■ **Task requirements**
Reproduce the whole of the records exactly, and make sure no picture is carried into the result.
****************
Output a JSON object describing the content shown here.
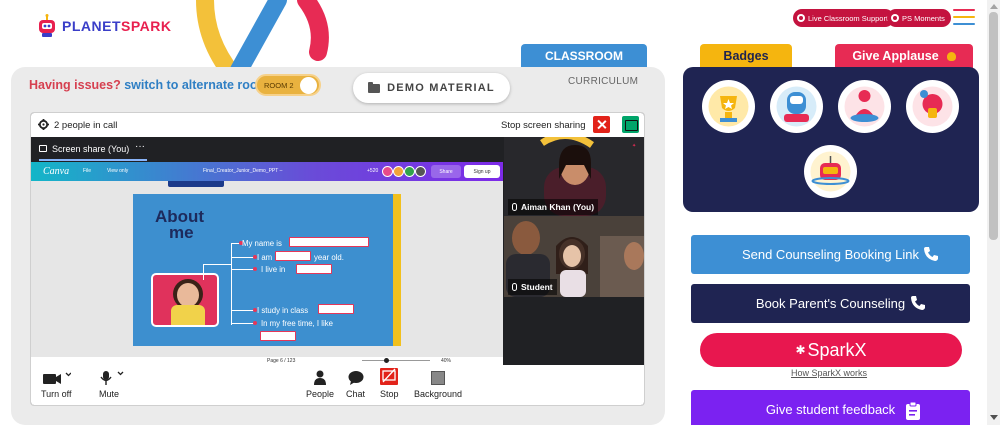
{
  "header": {
    "logo_planet": "PLANET",
    "logo_spark": "SPARK",
    "live_support_label": "Live Classroom Support",
    "ps_moments_label": "PS Moments"
  },
  "tabs": {
    "classroom": "CLASSROOM",
    "curriculum": "CURRICULUM"
  },
  "issues": {
    "question": "Having issues?",
    "switch_text": "switch to alternate room"
  },
  "room_toggle": {
    "label": "ROOM 2"
  },
  "demo_button": {
    "label": "DEMO MATERIAL"
  },
  "call": {
    "people_count": "2 people in call",
    "stop_sharing": "Stop screen sharing",
    "share_tab_label": "Screen share (You)",
    "share_menu": "···",
    "tiles": [
      {
        "name": "Aiman Khan (You)"
      },
      {
        "name": "Student"
      }
    ],
    "controls": [
      {
        "label": "Turn off"
      },
      {
        "label": "Mute"
      },
      {
        "label": "People"
      },
      {
        "label": "Chat"
      },
      {
        "label": "Stop"
      },
      {
        "label": "Background"
      }
    ]
  },
  "slide": {
    "canva_logo": "Canva",
    "menu_file": "File",
    "menu_view": "View only",
    "doc_title": "Final_Creator_Junior_Demo_PPT –",
    "collab_count": "+520",
    "share": "Share",
    "signup": "Sign up",
    "title_line1": "About",
    "title_line2": "me",
    "line_name": "My name is",
    "line_age_prefix": "I am",
    "line_age_suffix": "year old.",
    "line_live": "I live in",
    "line_study": "I study in class",
    "line_free": "In my free time, I like",
    "page_indicator": "Page 6 / 123",
    "zoom": "40%"
  },
  "right": {
    "badges_tab": "Badges",
    "applause_tab": "Give Applause",
    "send_counseling": "Send Counseling Booking Link",
    "book_counseling": "Book Parent's Counseling",
    "sparkx": "SparkX",
    "sparkx_link": "How SparkX works",
    "feedback": "Give student feedback"
  },
  "colors": {
    "brand_blue": "#3a3ec8",
    "brand_red": "#e8204f",
    "classroom_tab": "#3d8fd4",
    "badge_panel": "#1f2452",
    "send_counseling_btn": "#3d8fd4",
    "book_counseling_btn": "#1f2452",
    "sparkx_btn": "#e8174f",
    "feedback_btn": "#7b22f1",
    "badges_tab": "#f5b50f",
    "applause_tab": "#e72b54"
  }
}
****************
■ **Response area**
Output a JSON object describing the content shown here.
{
  "header": {
    "logo_planet": "PLANET",
    "logo_spark": "SPARK",
    "live_support_label": "Live Classroom Support",
    "ps_moments_label": "PS Moments"
  },
  "tabs": {
    "classroom": "CLASSROOM",
    "curriculum": "CURRICULUM"
  },
  "issues": {
    "question": "Having issues?",
    "switch_text": "switch to alternate room"
  },
  "room_toggle": {
    "label": "ROOM 2"
  },
  "demo_button": {
    "label": "DEMO MATERIAL"
  },
  "call": {
    "people_count": "2 people in call",
    "stop_sharing": "Stop screen sharing",
    "share_tab_label": "Screen share (You)",
    "share_menu": "···",
    "tiles": [
      {
        "name": "Aiman Khan (You)"
      },
      {
        "name": "Student"
      }
    ],
    "controls": [
      {
        "label": "Turn off"
      },
      {
        "label": "Mute"
      },
      {
        "label": "People"
      },
      {
        "label": "Chat"
      },
      {
        "label": "Stop"
      },
      {
        "label": "Background"
      }
    ]
  },
  "slide": {
    "canva_logo": "Canva",
    "menu_file": "File",
    "menu_view": "View only",
    "doc_title": "Final_Creator_Junior_Demo_PPT –",
    "collab_count": "+520",
    "share": "Share",
    "signup": "Sign up",
    "title_line1": "About",
    "title_line2": "me",
    "line_name": "My name is",
    "line_age_prefix": "I am",
    "line_age_suffix": "year old.",
    "line_live": "I live in",
    "line_study": "I study in class",
    "line_free": "In my free time, I like",
    "page_indicator": "Page 6 / 123",
    "zoom": "40%"
  },
  "right": {
    "badges_tab": "Badges",
    "applause_tab": "Give Applause",
    "send_counseling": "Send Counseling Booking Link",
    "book_counseling": "Book Parent's Counseling",
    "sparkx": "SparkX",
    "sparkx_link": "How SparkX works",
    "feedback": "Give student feedback"
  },
  "colors": {
    "brand_blue": "#3a3ec8",
    "brand_red": "#e8204f",
    "classroom_tab": "#3d8fd4",
    "badge_panel": "#1f2452",
    "send_counseling_btn": "#3d8fd4",
    "book_counseling_btn": "#1f2452",
    "sparkx_btn": "#e8174f",
    "feedback_btn": "#7b22f1",
    "badges_tab": "#f5b50f",
    "applause_tab": "#e72b54"
  }
}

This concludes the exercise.